> _Stored data_

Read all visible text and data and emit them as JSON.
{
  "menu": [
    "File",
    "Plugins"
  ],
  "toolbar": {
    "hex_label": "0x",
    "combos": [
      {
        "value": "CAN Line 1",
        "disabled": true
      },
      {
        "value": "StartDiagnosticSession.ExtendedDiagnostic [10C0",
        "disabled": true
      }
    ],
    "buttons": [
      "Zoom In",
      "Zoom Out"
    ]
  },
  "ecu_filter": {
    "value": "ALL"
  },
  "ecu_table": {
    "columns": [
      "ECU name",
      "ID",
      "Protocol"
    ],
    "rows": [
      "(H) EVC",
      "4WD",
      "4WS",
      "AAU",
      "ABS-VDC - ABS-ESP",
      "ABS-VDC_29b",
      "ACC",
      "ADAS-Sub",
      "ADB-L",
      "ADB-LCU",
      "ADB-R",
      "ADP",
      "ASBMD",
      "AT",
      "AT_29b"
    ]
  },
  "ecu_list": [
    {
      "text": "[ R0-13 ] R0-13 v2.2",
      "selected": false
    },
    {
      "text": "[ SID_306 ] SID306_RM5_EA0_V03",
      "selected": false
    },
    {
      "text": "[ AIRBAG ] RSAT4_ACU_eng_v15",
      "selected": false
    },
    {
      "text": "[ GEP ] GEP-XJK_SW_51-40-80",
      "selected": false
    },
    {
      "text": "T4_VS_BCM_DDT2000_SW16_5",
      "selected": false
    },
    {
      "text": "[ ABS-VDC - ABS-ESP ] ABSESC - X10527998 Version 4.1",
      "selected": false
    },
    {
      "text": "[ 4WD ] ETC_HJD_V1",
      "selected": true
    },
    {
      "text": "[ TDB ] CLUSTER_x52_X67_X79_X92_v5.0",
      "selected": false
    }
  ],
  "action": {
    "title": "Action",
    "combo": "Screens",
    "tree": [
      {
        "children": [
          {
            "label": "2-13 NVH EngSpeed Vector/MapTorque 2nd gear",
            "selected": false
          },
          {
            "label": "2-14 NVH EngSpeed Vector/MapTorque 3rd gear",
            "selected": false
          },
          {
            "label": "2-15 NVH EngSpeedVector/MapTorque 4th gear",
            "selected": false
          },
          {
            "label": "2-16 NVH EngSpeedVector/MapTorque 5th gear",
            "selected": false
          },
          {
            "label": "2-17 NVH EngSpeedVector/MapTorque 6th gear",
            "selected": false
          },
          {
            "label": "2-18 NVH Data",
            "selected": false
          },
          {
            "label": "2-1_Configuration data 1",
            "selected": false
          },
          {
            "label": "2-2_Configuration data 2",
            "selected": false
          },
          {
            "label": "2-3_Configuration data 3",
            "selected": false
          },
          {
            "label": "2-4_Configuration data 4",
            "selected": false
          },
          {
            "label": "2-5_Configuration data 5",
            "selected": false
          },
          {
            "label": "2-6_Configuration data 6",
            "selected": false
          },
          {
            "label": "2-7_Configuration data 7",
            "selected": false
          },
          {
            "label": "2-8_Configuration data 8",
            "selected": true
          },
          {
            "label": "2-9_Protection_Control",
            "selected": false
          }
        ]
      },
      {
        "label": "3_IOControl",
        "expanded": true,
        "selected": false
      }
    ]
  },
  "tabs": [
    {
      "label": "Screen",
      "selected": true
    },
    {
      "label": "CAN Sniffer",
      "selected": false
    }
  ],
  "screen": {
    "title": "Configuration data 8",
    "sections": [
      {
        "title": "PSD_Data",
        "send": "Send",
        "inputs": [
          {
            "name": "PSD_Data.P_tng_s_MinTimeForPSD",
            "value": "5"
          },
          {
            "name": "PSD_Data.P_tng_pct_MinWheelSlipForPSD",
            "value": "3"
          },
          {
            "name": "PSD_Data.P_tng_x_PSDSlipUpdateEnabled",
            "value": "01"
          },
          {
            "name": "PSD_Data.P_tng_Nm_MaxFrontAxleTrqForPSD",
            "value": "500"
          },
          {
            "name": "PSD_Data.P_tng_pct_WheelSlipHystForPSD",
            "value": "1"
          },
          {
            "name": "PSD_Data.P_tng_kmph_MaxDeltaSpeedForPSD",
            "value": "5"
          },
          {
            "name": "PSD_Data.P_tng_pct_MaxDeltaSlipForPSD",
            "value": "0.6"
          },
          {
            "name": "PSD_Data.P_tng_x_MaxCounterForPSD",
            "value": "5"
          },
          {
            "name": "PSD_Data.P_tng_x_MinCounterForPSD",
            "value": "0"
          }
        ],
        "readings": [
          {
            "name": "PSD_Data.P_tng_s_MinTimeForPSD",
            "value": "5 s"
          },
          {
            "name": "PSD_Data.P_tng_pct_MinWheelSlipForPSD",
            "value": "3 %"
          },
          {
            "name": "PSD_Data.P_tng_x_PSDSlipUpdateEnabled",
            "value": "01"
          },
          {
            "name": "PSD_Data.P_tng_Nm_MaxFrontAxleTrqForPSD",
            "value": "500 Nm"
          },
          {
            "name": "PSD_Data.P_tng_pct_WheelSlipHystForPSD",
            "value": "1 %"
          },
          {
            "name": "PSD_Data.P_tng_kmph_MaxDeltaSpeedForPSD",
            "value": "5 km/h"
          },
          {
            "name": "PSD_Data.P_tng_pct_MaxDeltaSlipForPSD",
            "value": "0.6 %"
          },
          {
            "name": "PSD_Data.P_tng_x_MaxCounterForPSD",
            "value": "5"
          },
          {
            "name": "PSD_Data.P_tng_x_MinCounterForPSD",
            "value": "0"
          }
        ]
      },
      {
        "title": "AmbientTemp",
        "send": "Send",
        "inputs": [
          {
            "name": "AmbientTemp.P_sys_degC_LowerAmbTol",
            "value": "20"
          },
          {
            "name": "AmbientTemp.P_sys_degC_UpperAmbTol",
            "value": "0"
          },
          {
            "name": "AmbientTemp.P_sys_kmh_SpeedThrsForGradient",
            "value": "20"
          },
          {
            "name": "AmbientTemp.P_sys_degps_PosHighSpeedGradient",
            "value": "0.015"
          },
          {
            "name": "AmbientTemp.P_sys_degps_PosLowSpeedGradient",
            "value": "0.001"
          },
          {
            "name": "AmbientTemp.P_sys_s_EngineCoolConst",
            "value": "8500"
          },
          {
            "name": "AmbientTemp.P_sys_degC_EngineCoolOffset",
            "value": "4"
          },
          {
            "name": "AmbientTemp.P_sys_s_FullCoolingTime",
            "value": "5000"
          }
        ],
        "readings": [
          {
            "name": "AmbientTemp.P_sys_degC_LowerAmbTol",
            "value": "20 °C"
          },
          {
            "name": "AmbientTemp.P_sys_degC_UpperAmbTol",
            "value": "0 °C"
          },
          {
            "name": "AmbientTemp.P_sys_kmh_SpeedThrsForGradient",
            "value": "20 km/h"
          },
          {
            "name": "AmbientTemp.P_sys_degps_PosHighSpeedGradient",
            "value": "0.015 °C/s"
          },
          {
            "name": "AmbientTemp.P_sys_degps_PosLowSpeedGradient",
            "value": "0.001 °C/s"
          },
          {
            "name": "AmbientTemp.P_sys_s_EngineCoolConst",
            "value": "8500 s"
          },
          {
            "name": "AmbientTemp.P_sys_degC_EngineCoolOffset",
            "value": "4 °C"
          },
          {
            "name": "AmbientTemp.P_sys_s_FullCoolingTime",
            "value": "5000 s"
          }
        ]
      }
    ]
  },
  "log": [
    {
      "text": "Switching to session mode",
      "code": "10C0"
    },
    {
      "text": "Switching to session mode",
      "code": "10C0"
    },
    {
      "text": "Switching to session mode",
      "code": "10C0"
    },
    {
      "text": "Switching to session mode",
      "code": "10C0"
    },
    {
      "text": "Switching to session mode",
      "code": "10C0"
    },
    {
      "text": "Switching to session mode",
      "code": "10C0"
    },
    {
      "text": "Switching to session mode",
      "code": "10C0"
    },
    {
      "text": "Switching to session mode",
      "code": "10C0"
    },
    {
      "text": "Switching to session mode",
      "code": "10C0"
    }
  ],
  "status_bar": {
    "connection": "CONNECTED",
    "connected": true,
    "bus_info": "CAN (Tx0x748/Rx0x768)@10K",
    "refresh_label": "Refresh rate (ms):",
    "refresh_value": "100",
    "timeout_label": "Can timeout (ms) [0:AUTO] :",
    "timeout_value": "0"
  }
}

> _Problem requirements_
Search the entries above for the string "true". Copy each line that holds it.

> _Your solution_
        "disabled": true
        "disabled": true
      "selected": true
            "selected": true
        "expanded": true,
      "selected": true
    "connected": true,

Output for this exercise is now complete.